If a line of the listing contains the string "this", return that line.
+===+
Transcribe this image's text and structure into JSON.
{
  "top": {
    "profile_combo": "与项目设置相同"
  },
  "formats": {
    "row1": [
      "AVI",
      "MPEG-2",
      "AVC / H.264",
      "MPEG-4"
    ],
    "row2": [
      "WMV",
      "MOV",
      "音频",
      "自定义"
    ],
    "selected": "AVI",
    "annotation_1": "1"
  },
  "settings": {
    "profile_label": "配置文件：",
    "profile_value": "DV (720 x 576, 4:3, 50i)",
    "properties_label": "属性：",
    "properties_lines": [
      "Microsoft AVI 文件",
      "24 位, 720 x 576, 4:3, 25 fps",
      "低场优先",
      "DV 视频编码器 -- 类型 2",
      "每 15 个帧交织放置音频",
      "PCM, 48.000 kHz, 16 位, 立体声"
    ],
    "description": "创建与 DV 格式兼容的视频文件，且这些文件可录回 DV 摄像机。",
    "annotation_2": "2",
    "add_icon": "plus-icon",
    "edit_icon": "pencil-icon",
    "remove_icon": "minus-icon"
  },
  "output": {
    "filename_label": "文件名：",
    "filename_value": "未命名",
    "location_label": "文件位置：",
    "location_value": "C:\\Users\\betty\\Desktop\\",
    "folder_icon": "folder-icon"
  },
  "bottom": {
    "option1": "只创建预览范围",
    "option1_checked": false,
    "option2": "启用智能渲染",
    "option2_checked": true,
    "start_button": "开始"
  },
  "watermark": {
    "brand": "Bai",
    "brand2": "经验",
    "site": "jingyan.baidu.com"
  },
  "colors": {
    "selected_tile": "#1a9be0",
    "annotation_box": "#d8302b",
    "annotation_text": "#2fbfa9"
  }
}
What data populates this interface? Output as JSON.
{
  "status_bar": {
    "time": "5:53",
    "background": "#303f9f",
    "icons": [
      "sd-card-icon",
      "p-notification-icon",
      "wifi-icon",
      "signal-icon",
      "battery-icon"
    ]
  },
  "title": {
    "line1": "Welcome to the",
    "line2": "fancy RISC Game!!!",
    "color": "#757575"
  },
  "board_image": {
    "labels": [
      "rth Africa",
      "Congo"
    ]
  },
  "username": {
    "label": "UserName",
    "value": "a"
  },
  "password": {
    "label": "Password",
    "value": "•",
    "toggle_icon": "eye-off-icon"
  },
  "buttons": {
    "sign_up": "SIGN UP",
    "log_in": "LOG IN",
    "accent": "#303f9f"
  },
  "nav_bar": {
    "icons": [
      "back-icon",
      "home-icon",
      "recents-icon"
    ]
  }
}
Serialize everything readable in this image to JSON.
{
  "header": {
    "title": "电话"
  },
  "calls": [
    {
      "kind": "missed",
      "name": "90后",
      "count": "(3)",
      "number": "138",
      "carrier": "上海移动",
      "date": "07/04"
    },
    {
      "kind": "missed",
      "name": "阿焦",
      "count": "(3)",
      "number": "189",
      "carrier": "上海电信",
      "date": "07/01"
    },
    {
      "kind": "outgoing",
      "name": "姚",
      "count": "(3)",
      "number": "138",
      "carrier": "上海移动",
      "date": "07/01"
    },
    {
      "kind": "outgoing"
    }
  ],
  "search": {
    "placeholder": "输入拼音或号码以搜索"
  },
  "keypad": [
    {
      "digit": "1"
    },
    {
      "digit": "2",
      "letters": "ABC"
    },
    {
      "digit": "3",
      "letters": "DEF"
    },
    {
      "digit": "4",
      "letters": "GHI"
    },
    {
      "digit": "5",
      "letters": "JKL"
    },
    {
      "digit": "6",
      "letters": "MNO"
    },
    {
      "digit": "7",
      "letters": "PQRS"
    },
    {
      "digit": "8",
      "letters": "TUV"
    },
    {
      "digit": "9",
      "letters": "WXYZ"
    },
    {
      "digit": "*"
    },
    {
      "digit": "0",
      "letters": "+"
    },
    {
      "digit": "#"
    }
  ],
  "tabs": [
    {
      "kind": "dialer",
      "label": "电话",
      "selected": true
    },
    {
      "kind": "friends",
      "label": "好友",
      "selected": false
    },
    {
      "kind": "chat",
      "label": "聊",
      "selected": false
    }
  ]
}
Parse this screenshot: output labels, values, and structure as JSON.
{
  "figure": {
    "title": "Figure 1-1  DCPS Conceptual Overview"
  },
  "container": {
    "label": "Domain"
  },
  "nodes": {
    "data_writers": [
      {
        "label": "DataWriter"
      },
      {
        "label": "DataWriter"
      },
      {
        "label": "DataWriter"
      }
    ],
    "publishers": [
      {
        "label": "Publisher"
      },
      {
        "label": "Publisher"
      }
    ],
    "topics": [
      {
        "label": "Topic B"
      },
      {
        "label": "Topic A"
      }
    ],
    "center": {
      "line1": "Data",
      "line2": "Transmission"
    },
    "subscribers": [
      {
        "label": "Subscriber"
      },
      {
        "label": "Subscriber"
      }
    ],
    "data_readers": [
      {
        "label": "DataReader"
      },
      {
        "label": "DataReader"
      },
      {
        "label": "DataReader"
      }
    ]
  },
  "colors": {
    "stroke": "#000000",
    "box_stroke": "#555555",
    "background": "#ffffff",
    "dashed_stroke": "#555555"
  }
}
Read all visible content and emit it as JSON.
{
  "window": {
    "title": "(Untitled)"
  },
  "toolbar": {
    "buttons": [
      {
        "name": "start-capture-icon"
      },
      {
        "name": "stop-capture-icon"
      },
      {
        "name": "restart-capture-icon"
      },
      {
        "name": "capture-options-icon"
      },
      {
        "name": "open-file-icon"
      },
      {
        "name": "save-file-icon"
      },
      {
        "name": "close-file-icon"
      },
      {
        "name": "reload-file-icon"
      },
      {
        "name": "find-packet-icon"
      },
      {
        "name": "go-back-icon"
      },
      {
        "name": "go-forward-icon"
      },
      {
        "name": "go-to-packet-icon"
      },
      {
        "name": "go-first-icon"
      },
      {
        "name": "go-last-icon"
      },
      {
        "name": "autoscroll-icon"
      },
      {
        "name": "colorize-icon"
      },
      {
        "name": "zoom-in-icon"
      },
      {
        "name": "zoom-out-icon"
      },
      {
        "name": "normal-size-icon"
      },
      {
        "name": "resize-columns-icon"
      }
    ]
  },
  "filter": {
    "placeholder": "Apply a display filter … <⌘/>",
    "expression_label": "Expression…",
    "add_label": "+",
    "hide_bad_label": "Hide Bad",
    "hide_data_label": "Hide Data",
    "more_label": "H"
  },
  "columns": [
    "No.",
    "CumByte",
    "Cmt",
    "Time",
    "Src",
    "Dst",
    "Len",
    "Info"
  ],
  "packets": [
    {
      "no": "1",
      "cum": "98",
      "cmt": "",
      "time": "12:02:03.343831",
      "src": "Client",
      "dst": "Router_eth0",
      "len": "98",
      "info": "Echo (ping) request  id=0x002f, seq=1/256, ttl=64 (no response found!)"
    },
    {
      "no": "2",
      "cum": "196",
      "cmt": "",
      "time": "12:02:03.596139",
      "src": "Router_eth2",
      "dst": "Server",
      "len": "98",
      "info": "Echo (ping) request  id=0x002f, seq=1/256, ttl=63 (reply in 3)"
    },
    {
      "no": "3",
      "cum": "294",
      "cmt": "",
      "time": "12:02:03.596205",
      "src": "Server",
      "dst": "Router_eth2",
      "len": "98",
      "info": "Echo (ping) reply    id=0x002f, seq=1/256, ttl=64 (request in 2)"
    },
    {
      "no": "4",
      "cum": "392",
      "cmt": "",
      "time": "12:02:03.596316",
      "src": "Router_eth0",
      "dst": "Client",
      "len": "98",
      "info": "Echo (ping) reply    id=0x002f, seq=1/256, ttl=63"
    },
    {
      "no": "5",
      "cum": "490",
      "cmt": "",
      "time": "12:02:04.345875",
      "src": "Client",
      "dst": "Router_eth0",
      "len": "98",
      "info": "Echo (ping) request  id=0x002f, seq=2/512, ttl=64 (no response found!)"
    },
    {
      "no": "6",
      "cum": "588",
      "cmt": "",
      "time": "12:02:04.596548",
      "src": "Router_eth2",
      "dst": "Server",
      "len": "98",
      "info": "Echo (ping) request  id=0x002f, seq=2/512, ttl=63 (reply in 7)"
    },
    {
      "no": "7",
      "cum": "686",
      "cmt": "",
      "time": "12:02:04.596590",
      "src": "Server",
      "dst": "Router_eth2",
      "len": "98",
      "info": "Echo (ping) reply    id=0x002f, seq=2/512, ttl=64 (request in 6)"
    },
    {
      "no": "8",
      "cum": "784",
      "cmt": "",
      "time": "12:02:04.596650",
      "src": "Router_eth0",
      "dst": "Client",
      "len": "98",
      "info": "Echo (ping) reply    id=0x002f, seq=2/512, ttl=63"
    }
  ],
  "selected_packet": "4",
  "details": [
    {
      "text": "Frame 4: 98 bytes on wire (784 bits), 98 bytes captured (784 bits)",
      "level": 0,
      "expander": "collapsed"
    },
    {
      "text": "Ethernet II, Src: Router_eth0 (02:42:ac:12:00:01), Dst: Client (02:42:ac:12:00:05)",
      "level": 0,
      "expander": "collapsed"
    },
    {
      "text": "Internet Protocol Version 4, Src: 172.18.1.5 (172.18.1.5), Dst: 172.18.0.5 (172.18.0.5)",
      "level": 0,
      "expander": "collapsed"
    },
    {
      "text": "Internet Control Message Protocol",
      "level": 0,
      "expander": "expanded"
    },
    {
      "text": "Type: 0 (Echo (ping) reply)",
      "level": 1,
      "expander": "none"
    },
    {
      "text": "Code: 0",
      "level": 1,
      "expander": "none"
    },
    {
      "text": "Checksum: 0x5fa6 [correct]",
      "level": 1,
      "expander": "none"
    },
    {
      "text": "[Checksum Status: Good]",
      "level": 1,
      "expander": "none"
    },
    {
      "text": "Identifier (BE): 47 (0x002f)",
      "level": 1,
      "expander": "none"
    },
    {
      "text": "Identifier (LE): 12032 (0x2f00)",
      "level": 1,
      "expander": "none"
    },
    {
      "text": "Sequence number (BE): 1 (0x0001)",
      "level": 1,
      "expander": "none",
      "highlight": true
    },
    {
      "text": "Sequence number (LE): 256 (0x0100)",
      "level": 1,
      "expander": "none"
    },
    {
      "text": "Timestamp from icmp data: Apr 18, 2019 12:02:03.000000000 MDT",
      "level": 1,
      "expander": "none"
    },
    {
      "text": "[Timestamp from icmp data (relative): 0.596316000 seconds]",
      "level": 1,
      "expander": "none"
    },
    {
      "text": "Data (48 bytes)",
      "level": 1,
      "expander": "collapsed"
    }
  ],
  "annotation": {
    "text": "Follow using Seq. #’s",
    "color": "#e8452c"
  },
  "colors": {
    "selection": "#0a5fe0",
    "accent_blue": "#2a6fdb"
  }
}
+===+
§ Output of the exercise:
Transcribe this image's text and structure into JSON.
What data populates this interface? Output as JSON.
Serialize everything readable in this image to JSON.
Parse this screenshot: output labels, values, and structure as JSON.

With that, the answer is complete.